  16. Frequency vs. Wavelength • Wavelength is the physical measurement of 1 full wave-a trough and a crest. • Wavelength and frequency are inversely related since the wave speed is ‘constant’ • Freq. is oscillations per second. • Can be full oscillations per fractions of time • Can be fractions of oscillations per full second of time • #wave cycles/time increment

  17. How Speed, Frequency, Wavelength relate The speed of all EM waves are 300,000,000 m/s so… By knowing the speed of EM waves and frequency of the passing wave we can solve for the unknown wavelength via algebra and the equation, V=λf or vice-versa, known wavelength to find frequency

  18. Calculations V=λf What is the exact f of red light? Sub known values »»» 300,000,000m/s=700nm * f 300,000,000m/s=f 0.0000007 m »»» f=4.286x1014Hz

  19. As one value increases the other decreases.

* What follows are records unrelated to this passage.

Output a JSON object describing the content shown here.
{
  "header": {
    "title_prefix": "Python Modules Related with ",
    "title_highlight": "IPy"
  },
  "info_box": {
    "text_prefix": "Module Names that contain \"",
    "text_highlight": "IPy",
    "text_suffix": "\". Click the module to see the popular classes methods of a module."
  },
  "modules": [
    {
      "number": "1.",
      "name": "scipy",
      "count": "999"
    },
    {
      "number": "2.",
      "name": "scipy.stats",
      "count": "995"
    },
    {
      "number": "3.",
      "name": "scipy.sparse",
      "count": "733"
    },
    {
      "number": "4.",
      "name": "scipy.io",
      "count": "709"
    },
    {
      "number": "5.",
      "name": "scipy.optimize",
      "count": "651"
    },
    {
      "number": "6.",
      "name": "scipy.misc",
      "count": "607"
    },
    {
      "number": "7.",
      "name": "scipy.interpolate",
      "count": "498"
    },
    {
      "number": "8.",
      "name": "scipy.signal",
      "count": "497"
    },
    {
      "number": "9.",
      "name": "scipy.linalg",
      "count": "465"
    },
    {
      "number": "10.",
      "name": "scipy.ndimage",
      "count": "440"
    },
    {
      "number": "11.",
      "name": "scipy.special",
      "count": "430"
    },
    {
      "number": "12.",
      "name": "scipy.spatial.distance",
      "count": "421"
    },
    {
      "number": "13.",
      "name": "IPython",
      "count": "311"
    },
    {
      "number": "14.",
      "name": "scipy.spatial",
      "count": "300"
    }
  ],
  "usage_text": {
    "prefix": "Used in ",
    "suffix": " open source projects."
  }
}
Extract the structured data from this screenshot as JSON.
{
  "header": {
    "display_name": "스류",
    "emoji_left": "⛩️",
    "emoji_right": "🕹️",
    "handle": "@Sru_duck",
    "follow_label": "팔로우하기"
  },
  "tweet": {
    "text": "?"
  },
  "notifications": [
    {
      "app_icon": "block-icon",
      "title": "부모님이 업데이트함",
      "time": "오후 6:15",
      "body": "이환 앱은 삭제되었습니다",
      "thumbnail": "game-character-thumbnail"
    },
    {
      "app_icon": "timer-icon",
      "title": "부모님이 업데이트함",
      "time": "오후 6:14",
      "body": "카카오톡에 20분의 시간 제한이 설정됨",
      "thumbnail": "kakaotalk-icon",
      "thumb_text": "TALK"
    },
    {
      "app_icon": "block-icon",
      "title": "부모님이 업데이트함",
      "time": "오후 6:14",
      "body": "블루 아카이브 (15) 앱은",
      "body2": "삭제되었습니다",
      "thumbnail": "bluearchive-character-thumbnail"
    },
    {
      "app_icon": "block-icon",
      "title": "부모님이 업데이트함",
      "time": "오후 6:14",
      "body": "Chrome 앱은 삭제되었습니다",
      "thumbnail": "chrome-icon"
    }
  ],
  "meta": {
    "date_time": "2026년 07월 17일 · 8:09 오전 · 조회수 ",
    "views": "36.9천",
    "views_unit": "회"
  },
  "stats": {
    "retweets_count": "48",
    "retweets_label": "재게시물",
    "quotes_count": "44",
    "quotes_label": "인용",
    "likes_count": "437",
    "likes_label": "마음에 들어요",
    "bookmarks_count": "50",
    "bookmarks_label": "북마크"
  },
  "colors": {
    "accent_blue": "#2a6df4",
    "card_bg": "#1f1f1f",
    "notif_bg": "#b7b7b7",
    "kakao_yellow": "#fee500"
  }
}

  20. EM Spectrum Mind-Dump(5 minute presentation) • Is this type of wave high or low energy? Why? • Is exposure harmful? • Where does it fit in the range of EM waves, comparatively? • How does the Doppler-effect affect the perceived frequency? • Give an example or case. • Give the facts and figures of your wave: • f, E, T, v, λ, • Historical BG, interesting stories • 2 minimum kinds of teaching/presentation aid. (pic, vid, slide, demo, etc.) • Most of all, “get lost” and “geek out” in researching your assigned EM range. Even though the reporting is superficial, become an “expert” of your EM range. Impress us with something cool about your wave. • 11 Choices: • Long-waves, AM, FM, TV, Radar, Microwaves, Infrared, Visible light, UV, X-rays, Gamma-rays, White-space • You can research independently and collaborate via your own hackpad page or google docs (include the link on the class homepad), then strategize a teaching method